Line by line, copy the material below exactly.

[Working data]

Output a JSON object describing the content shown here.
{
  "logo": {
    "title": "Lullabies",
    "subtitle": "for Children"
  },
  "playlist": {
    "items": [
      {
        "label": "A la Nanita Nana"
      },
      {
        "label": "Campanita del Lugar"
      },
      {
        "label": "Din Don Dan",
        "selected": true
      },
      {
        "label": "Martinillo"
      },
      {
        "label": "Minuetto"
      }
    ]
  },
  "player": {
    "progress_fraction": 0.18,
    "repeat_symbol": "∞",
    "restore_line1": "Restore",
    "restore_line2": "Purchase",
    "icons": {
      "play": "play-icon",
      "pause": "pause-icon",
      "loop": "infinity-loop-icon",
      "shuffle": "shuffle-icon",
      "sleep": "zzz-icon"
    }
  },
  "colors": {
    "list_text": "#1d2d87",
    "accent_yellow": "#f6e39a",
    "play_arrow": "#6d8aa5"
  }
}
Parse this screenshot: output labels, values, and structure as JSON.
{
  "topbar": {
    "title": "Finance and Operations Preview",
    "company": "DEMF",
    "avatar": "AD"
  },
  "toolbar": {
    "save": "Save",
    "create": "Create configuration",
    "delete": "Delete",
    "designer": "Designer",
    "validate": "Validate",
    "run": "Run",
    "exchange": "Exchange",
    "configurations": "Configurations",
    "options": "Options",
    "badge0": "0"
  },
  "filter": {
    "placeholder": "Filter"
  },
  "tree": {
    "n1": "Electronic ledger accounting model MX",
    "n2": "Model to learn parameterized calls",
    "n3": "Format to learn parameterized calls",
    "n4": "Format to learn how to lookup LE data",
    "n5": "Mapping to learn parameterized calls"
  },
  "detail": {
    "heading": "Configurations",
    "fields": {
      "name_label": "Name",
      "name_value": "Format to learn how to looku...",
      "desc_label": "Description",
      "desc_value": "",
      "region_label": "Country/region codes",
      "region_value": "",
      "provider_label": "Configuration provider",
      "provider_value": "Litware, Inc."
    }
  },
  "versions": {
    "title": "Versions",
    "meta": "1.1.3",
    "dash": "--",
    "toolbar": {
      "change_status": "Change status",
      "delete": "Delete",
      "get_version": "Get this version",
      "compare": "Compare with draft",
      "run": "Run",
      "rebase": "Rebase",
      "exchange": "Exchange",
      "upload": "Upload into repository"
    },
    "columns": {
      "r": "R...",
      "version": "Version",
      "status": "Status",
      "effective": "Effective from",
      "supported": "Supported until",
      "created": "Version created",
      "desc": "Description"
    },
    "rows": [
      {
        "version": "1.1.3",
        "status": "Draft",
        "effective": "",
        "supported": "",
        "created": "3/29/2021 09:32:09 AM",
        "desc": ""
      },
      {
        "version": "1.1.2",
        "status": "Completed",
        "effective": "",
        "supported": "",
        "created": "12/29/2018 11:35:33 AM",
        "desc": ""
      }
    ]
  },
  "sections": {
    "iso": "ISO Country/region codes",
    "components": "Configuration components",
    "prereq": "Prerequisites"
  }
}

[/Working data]

◆ **Worked solution**:
Output a JSON object describing the content shown here.
{
  "logo": {
    "title": "Lullabies",
    "subtitle": "for Children"
  },
  "playlist": {
    "items": [
      {
        "label": "A la Nanita Nana"
      },
      {
        "label": "Campanita del Lugar"
      },
      {
        "label": "Din Don Dan",
        "selected": true
      },
      {
        "label": "Martinillo"
      },
      {
        "label": "Minuetto"
      }
    ]
  },
  "player": {
    "progress_fraction": 0.18,
    "repeat_symbol": "∞",
    "restore_line1": "Restore",
    "restore_line2": "Purchase",
    "icons": {
      "play": "play-icon",
      "pause": "pause-icon",
      "loop": "infinity-loop-icon",
      "shuffle": "shuffle-icon",
      "sleep": "zzz-icon"
    }
  },
  "colors": {
    "list_text": "#1d2d87",
    "accent_yellow": "#f6e39a",
    "play_arrow": "#6d8aa5"
  }
}
Parse this screenshot: output labels, values, and structure as JSON.
{
  "topbar": {
    "title": "Finance and Operations Preview",
    "company": "DEMF",
    "avatar": "AD"
  },
  "toolbar": {
    "save": "Save",
    "create": "Create configuration",
    "delete": "Delete",
    "designer": "Designer",
    "validate": "Validate",
    "run": "Run",
    "exchange": "Exchange",
    "configurations": "Configurations",
    "options": "Options",
    "badge0": "0"
  },
  "filter": {
    "placeholder": "Filter"
  },
  "tree": {
    "n1": "Electronic ledger accounting model MX",
    "n2": "Model to learn parameterized calls",
    "n3": "Format to learn parameterized calls",
    "n4": "Format to learn how to lookup LE data",
    "n5": "Mapping to learn parameterized calls"
  },
  "detail": {
    "heading": "Configurations",
    "fields": {
      "name_label": "Name",
      "name_value": "Format to learn how to looku...",
      "desc_label": "Description",
      "desc_value": "",
      "region_label": "Country/region codes",
      "region_value": "",
      "provider_label": "Configuration provider",
      "provider_value": "Litware, Inc."
    }
  },
  "versions": {
    "title": "Versions",
    "meta": "1.1.3",
    "dash": "--",
    "toolbar": {
      "change_status": "Change status",
      "delete": "Delete",
      "get_version": "Get this version",
      "compare": "Compare with draft",
      "run": "Run",
      "rebase": "Rebase",
      "exchange": "Exchange",
      "upload": "Upload into repository"
    },
    "columns": {
      "r": "R...",
      "version": "Version",
      "status": "Status",
      "effective": "Effective from",
      "supported": "Supported until",
      "created": "Version created",
      "desc": "Description"
    },
    "rows": [
      {
        "version": "1.1.3",
        "status": "Draft",
        "effective": "",
        "supported": "",
        "created": "3/29/2021 09:32:09 AM",
        "desc": ""
      },
      {
        "version": "1.1.2",
        "status": "Completed",
        "effective": "",
        "supported": "",
        "created": "12/29/2018 11:35:33 AM",
        "desc": ""
      }
    ]
  },
  "sections": {
    "iso": "ISO Country/region codes",
    "components": "Configuration components",
    "prereq": "Prerequisites"
  }
}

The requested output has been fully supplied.